*What this task involves*: Identify all lines below that hold "Netzwerkanwendungen" and collect them.

*Record excerpts*:
*** Begin section ***

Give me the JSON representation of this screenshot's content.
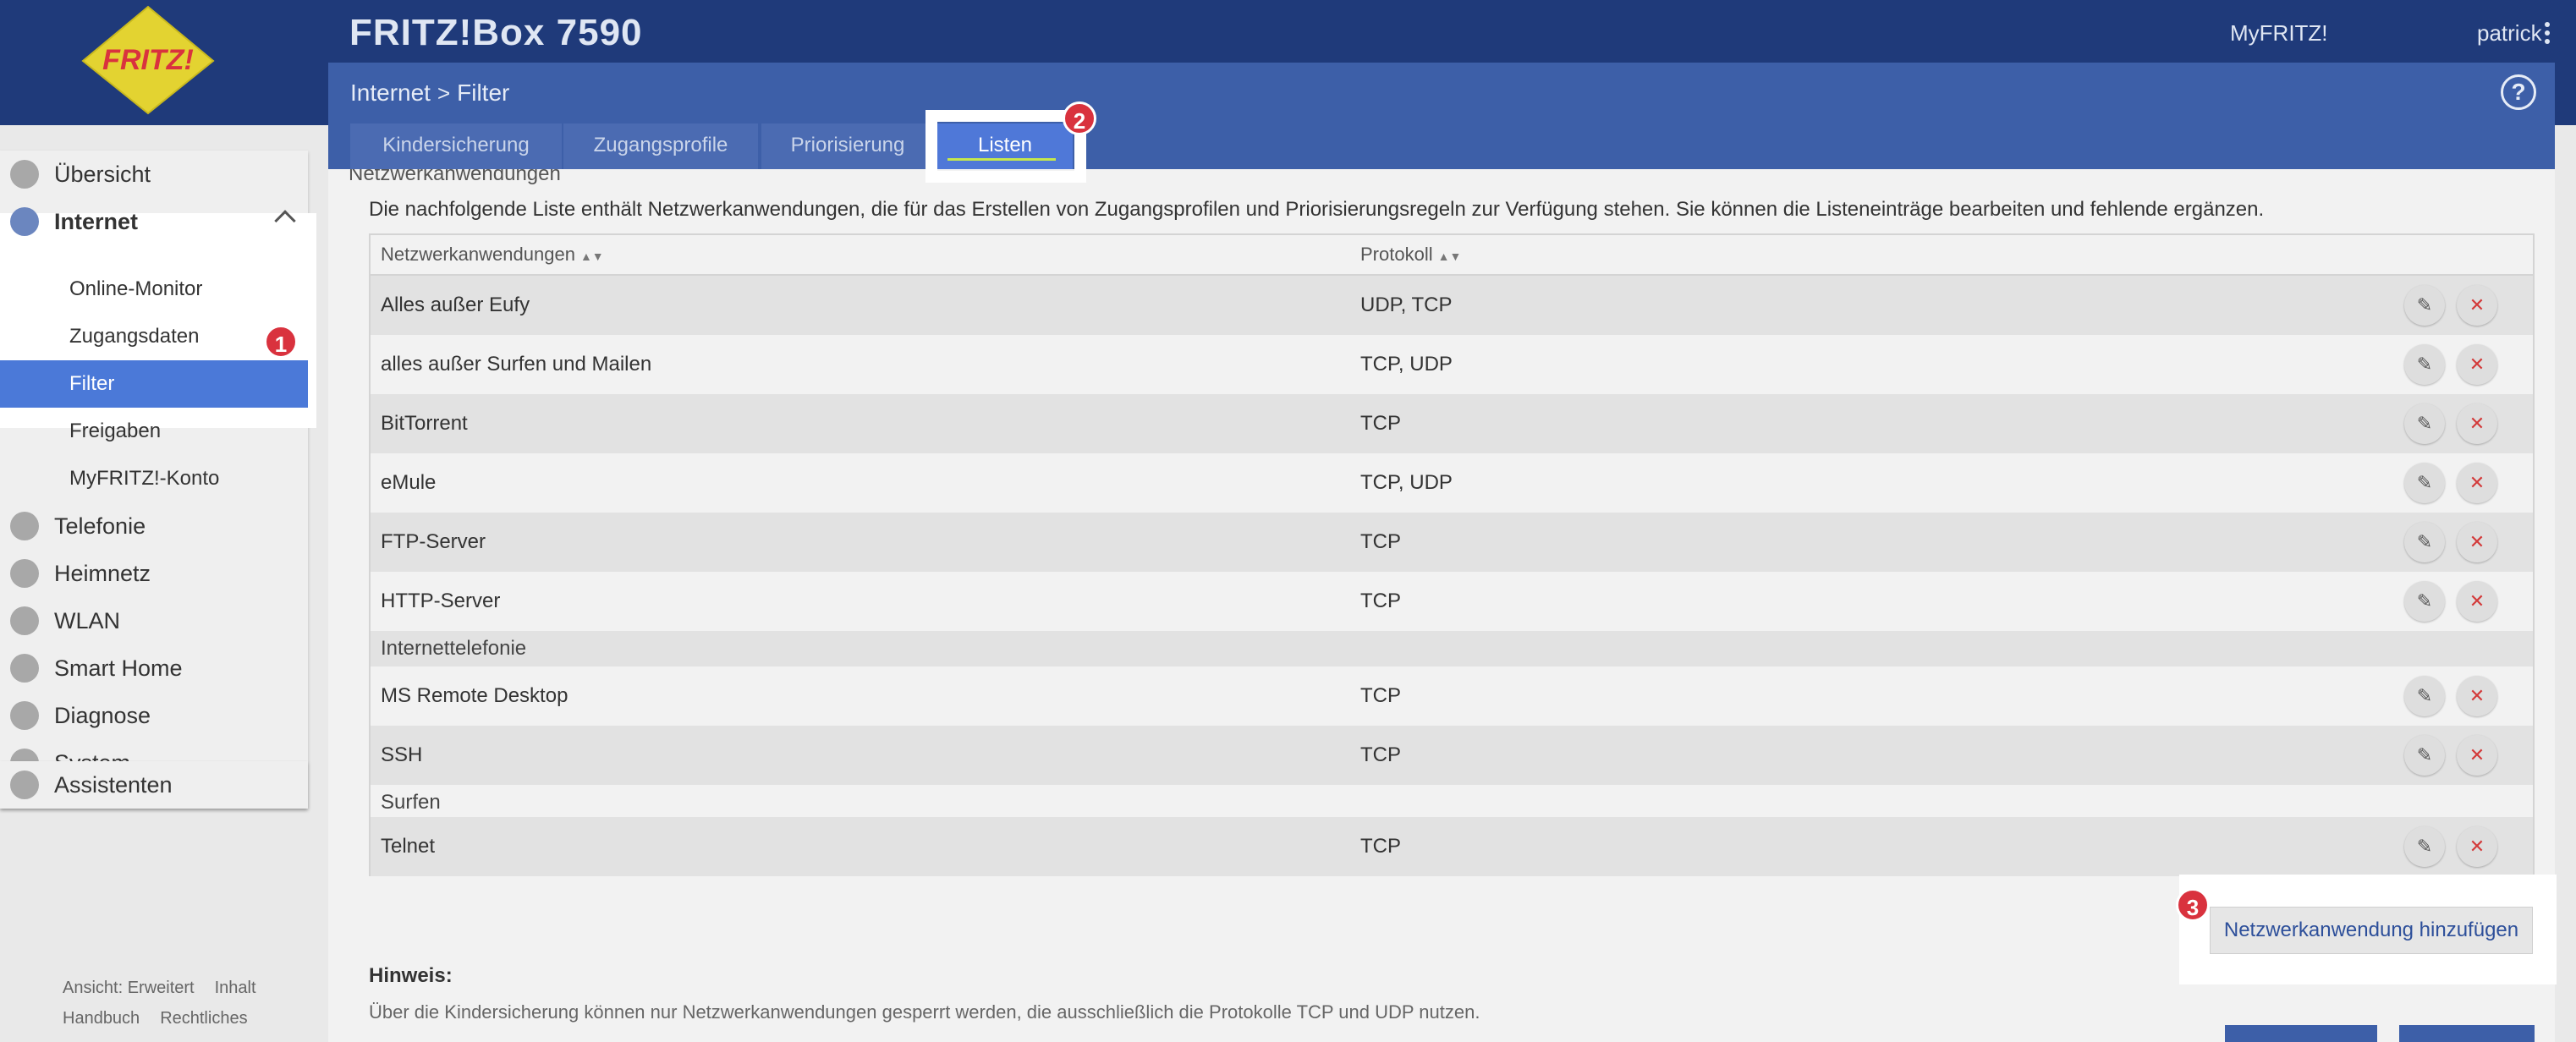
{
  "header": {
    "product_title": "FRITZ!Box 7590",
    "logo_text": "FRITZ!",
    "myfritz_link": "MyFRITZ!",
    "user_name": "patrick"
  },
  "breadcrumb": {
    "parent": "Internet",
    "separator": ">",
    "current": "Filter"
  },
  "tabs": [
    {
      "label": "Kindersicherung",
      "active": false
    },
    {
      "label": "Zugangsprofile",
      "active": false
    },
    {
      "label": "Priorisierung",
      "active": false
    },
    {
      "label": "Listen",
      "active": true
    }
  ],
  "sidebar": {
    "items": [
      {
        "label": "Übersicht",
        "icon": "home-icon"
      },
      {
        "label": "Internet",
        "icon": "globe-icon",
        "expanded": true
      },
      {
        "label": "Telefonie",
        "icon": "phone-icon"
      },
      {
        "label": "Heimnetz",
        "icon": "network-icon"
      },
      {
        "label": "WLAN",
        "icon": "wifi-icon"
      },
      {
        "label": "Smart Home",
        "icon": "smart-home-icon"
      },
      {
        "label": "Diagnose",
        "icon": "diagnose-icon"
      },
      {
        "label": "System",
        "icon": "gear-icon"
      },
      {
        "label": "Assistenten",
        "icon": "wizard-icon"
      }
    ],
    "internet_sub": [
      {
        "label": "Online-Monitor"
      },
      {
        "label": "Zugangsdaten"
      },
      {
        "label": "Filter",
        "active": true
      },
      {
        "label": "Freigaben"
      },
      {
        "label": "MyFRITZ!-Konto"
      }
    ],
    "footer": {
      "view": "Ansicht: Erweitert",
      "content": "Inhalt",
      "manual": "Handbuch",
      "legal": "Rechtliches"
    }
  },
  "markers": {
    "one": "1",
    "two": "2",
    "three": "3"
  },
  "main": {
    "section_title": "Netzwerkanwendungen",
    "intro": "Die nachfolgende Liste enthält Netzwerkanwendungen, die für das Erstellen von Zugangsprofilen und Priorisierungsregeln zur Verfügung stehen. Sie können die Listeneinträge bearbeiten und fehlende ergänzen.",
    "table": {
      "col_name": "Netzwerkanwendungen",
      "col_proto": "Protokoll",
      "rows": [
        {
          "name": "Alles außer Eufy",
          "proto": "UDP, TCP"
        },
        {
          "name": "alles außer Surfen und Mailen",
          "proto": "TCP, UDP"
        },
        {
          "name": "BitTorrent",
          "proto": "TCP"
        },
        {
          "name": "eMule",
          "proto": "TCP, UDP"
        },
        {
          "name": "FTP-Server",
          "proto": "TCP"
        },
        {
          "name": "HTTP-Server",
          "proto": "TCP"
        },
        {
          "group": "Internettelefonie"
        },
        {
          "name": "MS Remote Desktop",
          "proto": "TCP"
        },
        {
          "name": "SSH",
          "proto": "TCP"
        },
        {
          "group": "Surfen"
        },
        {
          "name": "Telnet",
          "proto": "TCP"
        }
      ]
    },
    "add_button": "Netzwerkanwendung hinzufügen",
    "hint_title": "Hinweis:",
    "hint_text": "Über die Kindersicherung können nur Netzwerkanwendungen gesperrt werden, die ausschließlich die Protokolle TCP und UDP nutzen."
  }
}
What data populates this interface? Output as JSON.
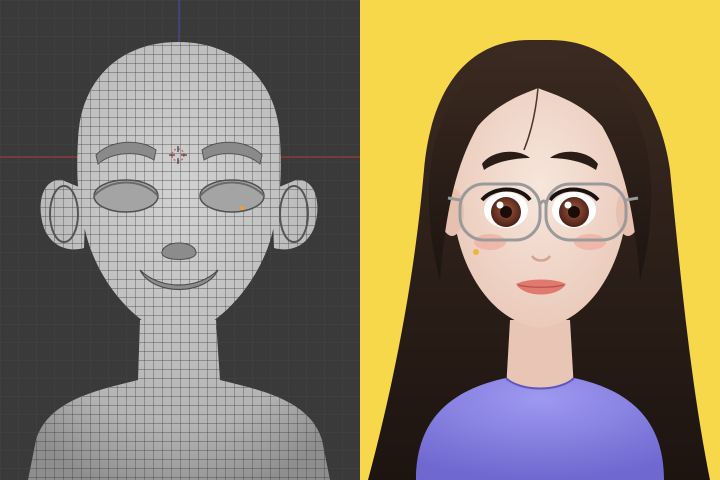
{
  "left_panel": {
    "subject": "wireframe-mesh-head",
    "background_color": "#3a3a3a",
    "grid_color": "#444444",
    "mesh_fill": "#b8b8b8",
    "wire_color": "#3c3c3c",
    "axis_x_color": "#b03a3a",
    "axis_y_color": "#4a4ab0",
    "cursor_icon": "3d-cursor-icon"
  },
  "right_panel": {
    "subject": "rendered-cartoon-girl",
    "background_color": "#f7d84a",
    "skin_color": "#f4ddd2",
    "hair_color": "#2a1d17",
    "shirt_color": "#8c86e6",
    "glasses_color": "#9a9a9a",
    "lips_color": "#e07a70",
    "iris_color": "#6b3322"
  }
}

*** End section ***

*Answer to the problem*:
    "section_title": "Netzwerkanwendungen",
    "intro": "Die nachfolgende Liste enthält Netzwerkanwendungen, die für das Erstellen von Zugangsprofilen und Priorisierungsregeln zur Verfügung stehen. Sie können die Listeneinträge bearbeiten und fehlende ergänzen.",
      "col_name": "Netzwerkanwendungen",
    "hint_text": "Über die Kindersicherung können nur Netzwerkanwendungen gesperrt werden, die ausschließlich die Protokolle TCP und UDP nutzen."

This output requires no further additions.